Distances and Distance Calculation


Generally spoken a distance is a number between 0.0 (highest similarity) and 1.0 (lowest similarity) that tells you about the similarity of two items.

In our case, when speaking of a Distance, we sometimes mean munin.distance.Distance, which gathers single distances (in the general meaning) and combines them to one value by weighting them and calculating the average. But in most cases both terms can be used interchangeably.

See also

Distance in the Glossary.

A DistanceFunction is a something that calculates a Distance. Let’s explain this with some examples. Imagine you have to compare the following values and tell about their similarity:

See also

DistanceFunction in the Glossary.

Stupid and simple:

>>> 1.0 - float('Elch' == 'Pech')
>>> 1.0 - float('Elch' == 'Elch')

This will yield to nobodie’s surprise only two values 0.0 and 1.0, which is nothing but unsatisfying. We need a way to get values in between. And what about comparasions like elch == Elch?


>>> from difflib import SequenceMatcher
>>> 1 - SequenceMatcher(a='Elch', b='Pech').ratio()
>>> 1 - SequenceMatcher(a='Elch', b='elch').ratio()
>>> 1 - SequenceMatcher(a='Elch'.lower(), b='elch'.lower()).ratio()
>>> 1 - SequenceMatcher(a='PECH', b='Stuff').ratio()

Now, that’s a lot better already. We can see that we always have a normalization (str.lower()) and an actual comparasion (difflib.SequenceMatcher()).

The Normalization part is done by something called a Provider. We learn about that in the next chapter (What are Providers?).

Real life version:

A bit more sophisticated comparasion:

>>> # This needs PyStemmer and pyxDamerauLevenshtein
>>> from pyxdameraulevenshtein import *
>>> damerau_levenshtein_distance('elch', 'Pech')
2  # Number of adds., subs. and del. to get from 'elch' to 'pech'
>>> normalized_damerau_levenshtein_distance('elch', 'Pech')
0.5  # With string length taken into account - like difflib!

Now with addtional normalization:

>>> from Stemmer import Stemmer
>>> normalize = lambda word: Stemmer('english').stemWord(word.lower().strip())
>>> normalized_damerau_levenshtein_distance(normalize('elch'), normalize('Elchy'))

This makes use of the DamereauLevenshtein-Distance (levenshtein on wikipedia) and of the Porter Stemming (stemming on wikipedia) algorithm to normalize a single word to it’s Wordstem (kindness becomes kind).


The input value needs to be stemmed only once, which can save a lot time.

Implementation in libmunin

We have a base-class for distance calculation there:

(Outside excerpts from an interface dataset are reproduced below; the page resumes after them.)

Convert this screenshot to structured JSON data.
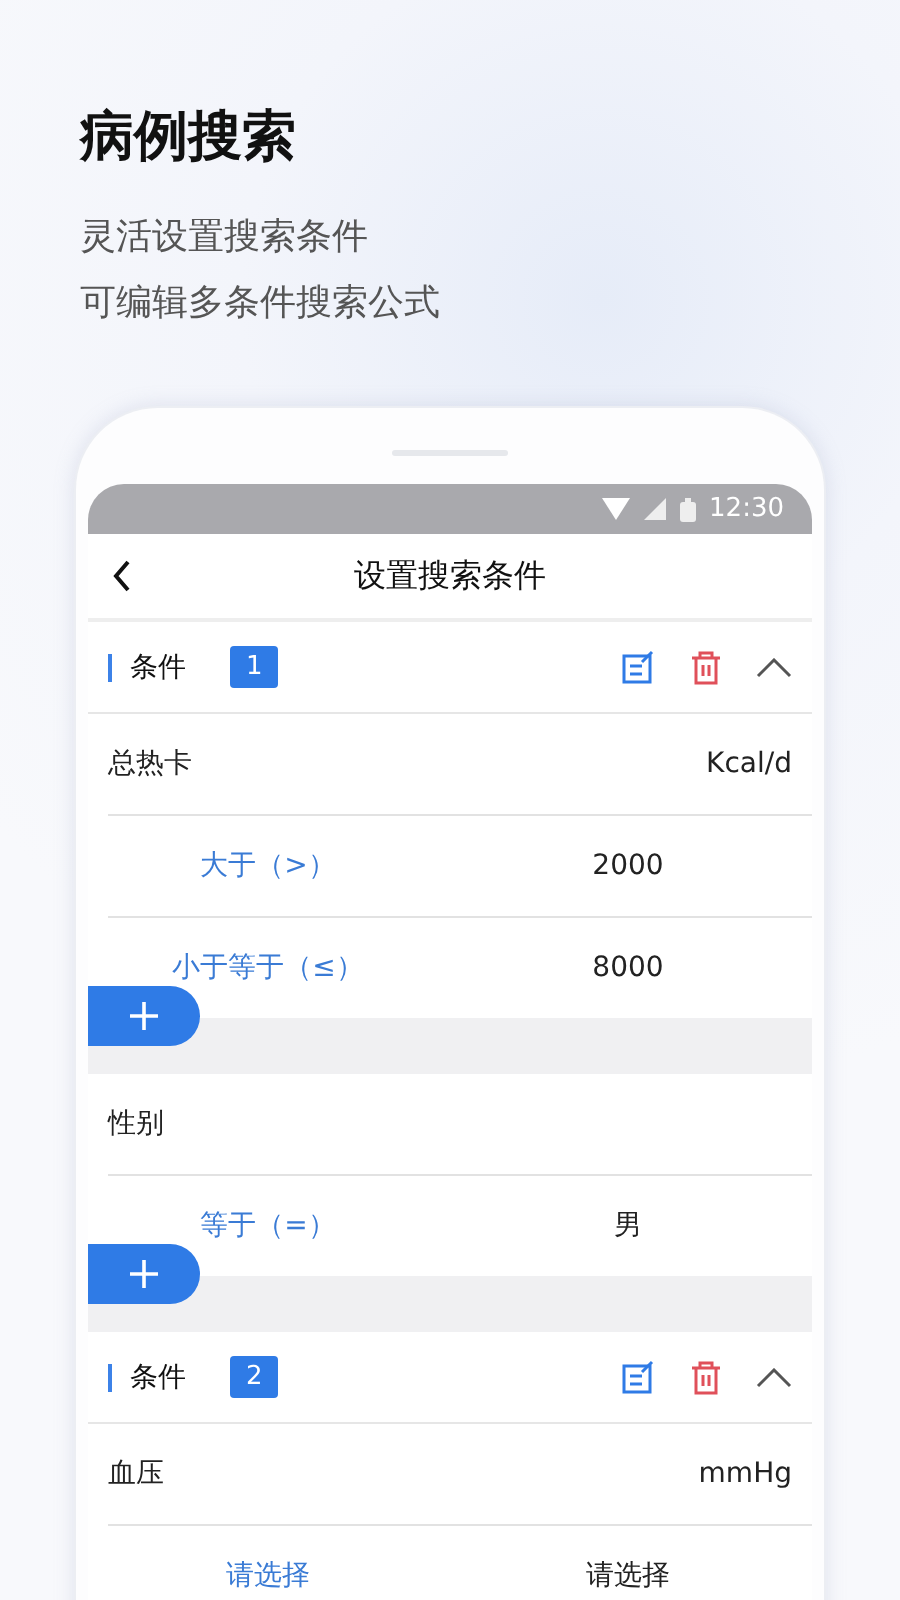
{
  "hero": {
    "title": "病例搜索",
    "lines": [
      "灵活设置搜索条件",
      "可编辑多条件搜索公式"
    ]
  },
  "status_bar": {
    "time": "12:30"
  },
  "nav": {
    "title": "设置搜索条件"
  },
  "conditions": [
    {
      "label": "条件",
      "number": "1",
      "expanded": true,
      "fields": [
        {
          "name": "总热卡",
          "unit": "Kcal/d",
          "add_button": true,
          "rules": [
            {
              "operator": "大于（>）",
              "value": "2000"
            },
            {
              "operator": "小于等于（≤）",
              "value": "8000"
            }
          ]
        },
        {
          "name": "性别",
          "add_button": true,
          "rules": [
            {
              "operator": "等于（=）",
              "value": "男"
            }
          ]
        }
      ]
    },
    {
      "label": "条件",
      "number": "2",
      "expanded": true,
      "fields": [
        {
          "name": "血压",
          "unit": "mmHg",
          "add_button": false,
          "rules": [
            {
              "operator": "请选择",
              "value": "请选择"
            }
          ]
        }
      ]
    }
  ]
}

From this many subclasses in the munin.distance. submodules are inherited.


DistanceFunction use two list of values as input. Even for single values.

List of concrete DistanceFunctions


If no DistanceFunction is given, a default will be used which will sort both input list, zip them and compare each item with ==. The number of matching items is then divided through the maximum length of both lists.


class munin.distance.DistanceFunction(provider=None)[source]

A DistanceFunction calculates a Distance

This class is supposed to be overriden, but can also be used as fallback.

__call__ is implemented as shortcut to compute()

Parameters:name (String.) – Name of the DistanceFunction (used for display)
do_compute(list_a, list_b)[source]

Compare both lists with eq by default.

This goes through both lists and counts the matching elements at the same index.

Returns:Number of matches divivded through the max length of both lists.